Brief →
Would you restate all the entries exactly, leaving nothing out?

:: Study material ::

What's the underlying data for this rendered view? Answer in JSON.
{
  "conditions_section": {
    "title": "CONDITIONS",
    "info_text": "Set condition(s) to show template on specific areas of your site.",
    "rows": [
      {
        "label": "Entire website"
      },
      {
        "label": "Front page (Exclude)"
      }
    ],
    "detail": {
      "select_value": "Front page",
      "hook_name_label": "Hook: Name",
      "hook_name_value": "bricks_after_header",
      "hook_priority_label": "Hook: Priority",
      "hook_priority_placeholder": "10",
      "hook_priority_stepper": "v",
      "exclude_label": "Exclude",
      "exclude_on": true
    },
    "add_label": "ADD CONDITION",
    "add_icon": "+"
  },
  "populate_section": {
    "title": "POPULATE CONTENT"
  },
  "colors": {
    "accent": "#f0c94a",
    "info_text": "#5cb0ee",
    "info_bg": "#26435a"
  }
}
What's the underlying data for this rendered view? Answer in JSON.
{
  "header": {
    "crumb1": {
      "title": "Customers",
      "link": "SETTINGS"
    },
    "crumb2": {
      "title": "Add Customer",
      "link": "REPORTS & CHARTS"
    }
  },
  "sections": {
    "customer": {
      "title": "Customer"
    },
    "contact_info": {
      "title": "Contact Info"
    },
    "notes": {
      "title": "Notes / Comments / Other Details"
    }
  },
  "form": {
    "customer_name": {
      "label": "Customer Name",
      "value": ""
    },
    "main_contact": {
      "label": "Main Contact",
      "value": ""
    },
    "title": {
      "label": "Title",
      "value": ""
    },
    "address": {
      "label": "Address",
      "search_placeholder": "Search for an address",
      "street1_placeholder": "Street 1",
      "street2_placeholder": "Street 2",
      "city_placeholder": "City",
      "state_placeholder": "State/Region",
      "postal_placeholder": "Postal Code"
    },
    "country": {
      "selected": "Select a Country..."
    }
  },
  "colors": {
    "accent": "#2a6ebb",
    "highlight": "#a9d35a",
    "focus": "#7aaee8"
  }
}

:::

Answer →
What's the underlying data for this rendered view? Answer in JSON.
{
  "conditions_section": {
    "title": "CONDITIONS",
    "info_text": "Set condition(s) to show template on specific areas of your site.",
    "rows": [
      {
        "label": "Entire website"
      },
      {
        "label": "Front page (Exclude)"
      }
    ],
    "detail": {
      "select_value": "Front page",
      "hook_name_label": "Hook: Name",
      "hook_name_value": "bricks_after_header",
      "hook_priority_label": "Hook: Priority",
      "hook_priority_placeholder": "10",
      "hook_priority_stepper": "v",
      "exclude_label": "Exclude",
      "exclude_on": true
    },
    "add_label": "ADD CONDITION",
    "add_icon": "+"
  },
  "populate_section": {
    "title": "POPULATE CONTENT"
  },
  "colors": {
    "accent": "#f0c94a",
    "info_text": "#5cb0ee",
    "info_bg": "#26435a"
  }
}
What's the underlying data for this rendered view? Answer in JSON.
{
  "header": {
    "crumb1": {
      "title": "Customers",
      "link": "SETTINGS"
    },
    "crumb2": {
      "title": "Add Customer",
      "link": "REPORTS & CHARTS"
    }
  },
  "sections": {
    "customer": {
      "title": "Customer"
    },
    "contact_info": {
      "title": "Contact Info"
    },
    "notes": {
      "title": "Notes / Comments / Other Details"
    }
  },
  "form": {
    "customer_name": {
      "label": "Customer Name",
      "value": ""
    },
    "main_contact": {
      "label": "Main Contact",
      "value": ""
    },
    "title": {
      "label": "Title",
      "value": ""
    },
    "address": {
      "label": "Address",
      "search_placeholder": "Search for an address",
      "street1_placeholder": "Street 1",
      "street2_placeholder": "Street 2",
      "city_placeholder": "City",
      "state_placeholder": "State/Region",
      "postal_placeholder": "Postal Code"
    },
    "country": {
      "selected": "Select a Country..."
    }
  },
  "colors": {
    "accent": "#2a6ebb",
    "highlight": "#a9d35a",
    "focus": "#7aaee8"
  }
}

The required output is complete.